Furthermore, what’s at least as striking as that as one moves from the A-to-Z of this release is its subtly feverish detail – hear that guitar at the tail end of “Give Up, Don’t Give Up,” howling as if carried on a wind down some narrow wintered valley? Or the ambient carry-through of a child’s voice from “Shoot Through the Wire” to “Somewhere Far Away”‘s intro? How about that phased shudder that helps usher in “The Symbol,” arguably our most visceral outing here – for which we give dual credit to both Wright and his go-to producer Drew Skinner.

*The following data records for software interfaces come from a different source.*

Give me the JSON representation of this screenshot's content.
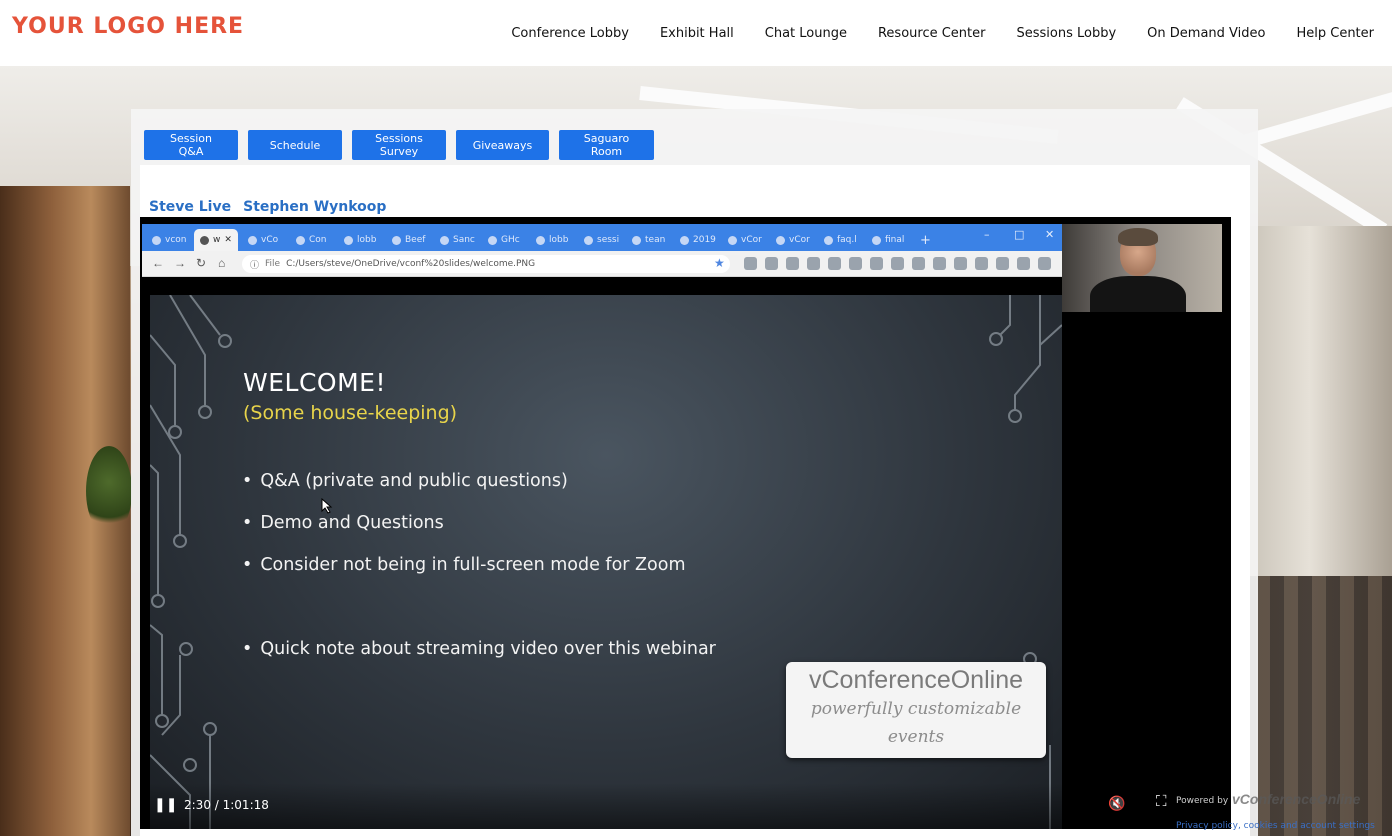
{
  "header": {
    "logo_text": "YOUR LOGO HERE",
    "nav": [
      "Conference Lobby",
      "Exhibit Hall",
      "Chat Lounge",
      "Resource Center",
      "Sessions Lobby",
      "On Demand Video",
      "Help Center"
    ]
  },
  "tabs": [
    "Session Q&A",
    "Schedule",
    "Sessions Survey",
    "Giveaways",
    "Saguaro Room"
  ],
  "session": {
    "title": "Steve Live",
    "presenter": "Stephen Wynkoop"
  },
  "browser": {
    "tabs": [
      "vcon",
      "w",
      "vCo",
      "Con",
      "lobb",
      "Beef",
      "Sanc",
      "GHc",
      "lobb",
      "sessi",
      "tean",
      "2019",
      "vCor",
      "vCor",
      "faq.l",
      "final"
    ],
    "new_tab": "+",
    "address_label": "File",
    "url": "C:/Users/steve/OneDrive/vconf%20slides/welcome.PNG"
  },
  "slide": {
    "title": "WELCOME!",
    "subtitle": "(Some house-keeping)",
    "bullets": [
      "Q&A (private and public questions)",
      "Demo and Questions",
      "Consider not being in full-screen mode for Zoom",
      "Quick note about streaming video over this webinar"
    ],
    "brand_logo": "vConferenceOnline",
    "brand_tagline": "powerfully customizable events"
  },
  "video": {
    "time": "2:30 / 1:01:18"
  },
  "footer": {
    "powered_by": "Powered by",
    "powered_brand": "vConferenceOnline",
    "privacy": "Privacy policy, cookies and account settings"
  },
  "colors": {
    "accent": "#1e72e8",
    "logo": "#e5533a",
    "presenter_link": "#2a6fc4",
    "slide_subtitle": "#e8d44a"
  },
  "icons": [
    "play-pause-icon",
    "mute-icon",
    "fullscreen-icon",
    "back-icon",
    "forward-icon",
    "reload-icon",
    "home-icon",
    "star-icon"
  ]
}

Now, the only question is, how many people will actually hear this gem of a record? One of the built-in joys of this gig – a privilege, in fact – is being privy to product that most won’t ever hear of let alone hear, which is cool and all and I’m grateful (it is, in a sense, one of the ways I get ‘paid’) but as a de facto cheerleader for these so-called outsider records on tiny and/or out-of-the-way labels (Broken comes to us via the WhatAboutMusic label) facing what I realize is a sea of distracted or, worse, incurious ears, the task can be dispiriting, not so much due to the spill of wasted ink as for the artist whose work deserves to be heard. The way that above-mentioned central refrain in this album’s introductory track echoes, in this listener’s mind anyway, the work of Joseph Arthur on the transcendent Come To Where I’m From album is, I should think, reason enough to spark your curiosity and, really, capturing such sparks is, in our view here at SEM, kind of the point at the heart of our passion and we expect it’s the same for our music-obsessed readers. To that end, here’s a link, and here’s a link, and here’s another one. Capture, get the shivers, and enjoy.